Exercise instructions:
Nothing but a number is wanted here: the tally of lines in the material below that include "data".

■ ■ ■

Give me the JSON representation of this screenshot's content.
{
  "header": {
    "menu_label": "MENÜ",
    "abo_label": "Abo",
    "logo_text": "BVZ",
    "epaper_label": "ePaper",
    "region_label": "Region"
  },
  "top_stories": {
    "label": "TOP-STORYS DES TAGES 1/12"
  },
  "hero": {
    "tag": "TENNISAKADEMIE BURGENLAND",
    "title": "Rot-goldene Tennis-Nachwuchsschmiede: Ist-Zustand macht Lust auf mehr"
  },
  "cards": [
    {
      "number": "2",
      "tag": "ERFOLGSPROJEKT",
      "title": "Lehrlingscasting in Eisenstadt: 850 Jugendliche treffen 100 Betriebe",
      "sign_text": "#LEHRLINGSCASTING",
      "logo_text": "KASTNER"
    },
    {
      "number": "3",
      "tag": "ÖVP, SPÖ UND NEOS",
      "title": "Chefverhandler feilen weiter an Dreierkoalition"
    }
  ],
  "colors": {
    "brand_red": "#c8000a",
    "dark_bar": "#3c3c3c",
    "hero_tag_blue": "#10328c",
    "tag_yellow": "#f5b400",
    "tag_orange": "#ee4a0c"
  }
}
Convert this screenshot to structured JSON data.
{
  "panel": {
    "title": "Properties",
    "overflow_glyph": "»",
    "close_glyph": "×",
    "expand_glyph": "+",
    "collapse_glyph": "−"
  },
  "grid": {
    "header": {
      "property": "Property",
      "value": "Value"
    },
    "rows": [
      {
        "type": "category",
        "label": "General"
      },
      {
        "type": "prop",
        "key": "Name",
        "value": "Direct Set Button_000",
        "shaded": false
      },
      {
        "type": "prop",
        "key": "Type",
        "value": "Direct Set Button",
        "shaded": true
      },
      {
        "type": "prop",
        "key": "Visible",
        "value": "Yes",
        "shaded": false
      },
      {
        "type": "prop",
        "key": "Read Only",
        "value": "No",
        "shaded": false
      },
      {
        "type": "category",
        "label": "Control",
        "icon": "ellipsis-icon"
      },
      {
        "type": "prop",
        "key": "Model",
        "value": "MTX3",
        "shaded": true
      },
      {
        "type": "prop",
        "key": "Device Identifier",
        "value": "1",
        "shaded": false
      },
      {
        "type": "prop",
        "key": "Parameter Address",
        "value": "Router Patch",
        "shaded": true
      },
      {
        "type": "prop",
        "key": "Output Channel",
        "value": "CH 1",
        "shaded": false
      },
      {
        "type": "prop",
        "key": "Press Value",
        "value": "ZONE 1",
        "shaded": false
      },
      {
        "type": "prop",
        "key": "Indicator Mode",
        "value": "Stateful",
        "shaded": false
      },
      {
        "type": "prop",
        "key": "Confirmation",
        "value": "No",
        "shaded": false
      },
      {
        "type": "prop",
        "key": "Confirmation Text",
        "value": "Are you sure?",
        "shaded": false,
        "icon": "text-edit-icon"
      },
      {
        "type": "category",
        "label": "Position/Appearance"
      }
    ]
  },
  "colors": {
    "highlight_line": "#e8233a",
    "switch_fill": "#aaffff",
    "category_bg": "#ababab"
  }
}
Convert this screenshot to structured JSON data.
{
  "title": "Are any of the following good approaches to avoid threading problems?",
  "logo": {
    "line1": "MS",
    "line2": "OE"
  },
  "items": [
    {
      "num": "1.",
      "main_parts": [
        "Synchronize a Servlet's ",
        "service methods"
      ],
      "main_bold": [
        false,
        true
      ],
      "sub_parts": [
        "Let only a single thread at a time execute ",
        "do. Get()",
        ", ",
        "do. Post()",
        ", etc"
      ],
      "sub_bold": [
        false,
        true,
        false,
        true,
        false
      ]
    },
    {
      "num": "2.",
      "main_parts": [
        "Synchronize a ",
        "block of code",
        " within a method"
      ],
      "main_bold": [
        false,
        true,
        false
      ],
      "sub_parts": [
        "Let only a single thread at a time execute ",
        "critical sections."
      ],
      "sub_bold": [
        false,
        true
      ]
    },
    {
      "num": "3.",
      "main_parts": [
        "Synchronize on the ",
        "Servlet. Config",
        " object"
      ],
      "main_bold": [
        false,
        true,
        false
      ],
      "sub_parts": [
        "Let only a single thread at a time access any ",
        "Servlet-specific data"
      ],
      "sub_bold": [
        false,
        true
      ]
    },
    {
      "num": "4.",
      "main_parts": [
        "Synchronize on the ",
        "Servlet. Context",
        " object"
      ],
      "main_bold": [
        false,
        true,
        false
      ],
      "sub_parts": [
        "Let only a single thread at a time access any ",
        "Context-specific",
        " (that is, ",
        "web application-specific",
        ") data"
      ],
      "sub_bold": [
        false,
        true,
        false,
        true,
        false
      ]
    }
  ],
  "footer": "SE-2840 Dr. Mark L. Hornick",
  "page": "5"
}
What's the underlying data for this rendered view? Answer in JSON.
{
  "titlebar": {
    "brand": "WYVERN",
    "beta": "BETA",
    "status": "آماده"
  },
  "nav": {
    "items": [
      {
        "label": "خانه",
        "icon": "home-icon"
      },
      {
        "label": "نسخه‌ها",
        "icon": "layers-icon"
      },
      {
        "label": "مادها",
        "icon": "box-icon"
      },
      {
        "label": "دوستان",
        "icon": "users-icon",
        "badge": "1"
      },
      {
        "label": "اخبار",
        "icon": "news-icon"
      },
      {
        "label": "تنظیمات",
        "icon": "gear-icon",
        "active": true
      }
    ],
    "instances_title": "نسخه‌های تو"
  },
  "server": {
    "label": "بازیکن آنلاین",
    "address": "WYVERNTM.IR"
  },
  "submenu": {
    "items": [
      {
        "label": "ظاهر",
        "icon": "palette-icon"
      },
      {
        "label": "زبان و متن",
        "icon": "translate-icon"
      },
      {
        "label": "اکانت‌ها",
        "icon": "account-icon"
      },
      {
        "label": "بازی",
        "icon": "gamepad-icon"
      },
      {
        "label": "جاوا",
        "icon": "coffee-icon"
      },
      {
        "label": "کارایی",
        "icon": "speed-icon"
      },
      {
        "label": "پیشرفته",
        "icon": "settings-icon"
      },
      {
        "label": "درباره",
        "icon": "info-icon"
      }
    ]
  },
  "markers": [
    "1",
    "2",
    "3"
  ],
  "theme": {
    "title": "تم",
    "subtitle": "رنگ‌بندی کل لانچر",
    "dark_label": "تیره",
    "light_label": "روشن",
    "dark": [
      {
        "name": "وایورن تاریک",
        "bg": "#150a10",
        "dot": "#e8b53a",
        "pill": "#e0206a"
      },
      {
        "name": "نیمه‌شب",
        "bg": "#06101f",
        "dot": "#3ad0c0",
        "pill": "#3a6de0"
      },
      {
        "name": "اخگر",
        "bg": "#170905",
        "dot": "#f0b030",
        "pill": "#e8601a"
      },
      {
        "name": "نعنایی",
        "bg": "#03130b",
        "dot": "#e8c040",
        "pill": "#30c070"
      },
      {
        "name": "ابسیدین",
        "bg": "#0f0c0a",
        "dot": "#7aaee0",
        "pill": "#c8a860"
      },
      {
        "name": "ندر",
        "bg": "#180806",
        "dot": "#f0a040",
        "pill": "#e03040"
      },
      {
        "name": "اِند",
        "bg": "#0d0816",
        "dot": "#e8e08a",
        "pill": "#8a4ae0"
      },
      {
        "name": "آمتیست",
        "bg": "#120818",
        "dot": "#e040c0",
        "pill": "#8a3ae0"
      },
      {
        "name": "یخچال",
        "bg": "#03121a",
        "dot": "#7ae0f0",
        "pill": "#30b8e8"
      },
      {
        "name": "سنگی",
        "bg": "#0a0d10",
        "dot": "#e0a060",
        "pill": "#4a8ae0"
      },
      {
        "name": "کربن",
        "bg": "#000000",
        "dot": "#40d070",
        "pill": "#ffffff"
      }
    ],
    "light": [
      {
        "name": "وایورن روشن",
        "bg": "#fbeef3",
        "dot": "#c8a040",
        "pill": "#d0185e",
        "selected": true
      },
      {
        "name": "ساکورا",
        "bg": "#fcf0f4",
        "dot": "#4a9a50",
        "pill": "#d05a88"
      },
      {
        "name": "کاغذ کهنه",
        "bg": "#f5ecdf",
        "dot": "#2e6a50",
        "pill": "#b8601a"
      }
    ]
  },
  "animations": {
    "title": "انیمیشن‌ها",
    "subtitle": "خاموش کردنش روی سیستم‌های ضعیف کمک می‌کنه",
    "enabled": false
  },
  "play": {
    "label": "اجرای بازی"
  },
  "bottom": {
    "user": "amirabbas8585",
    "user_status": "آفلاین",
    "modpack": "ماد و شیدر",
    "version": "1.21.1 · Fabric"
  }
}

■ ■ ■

Task output:
5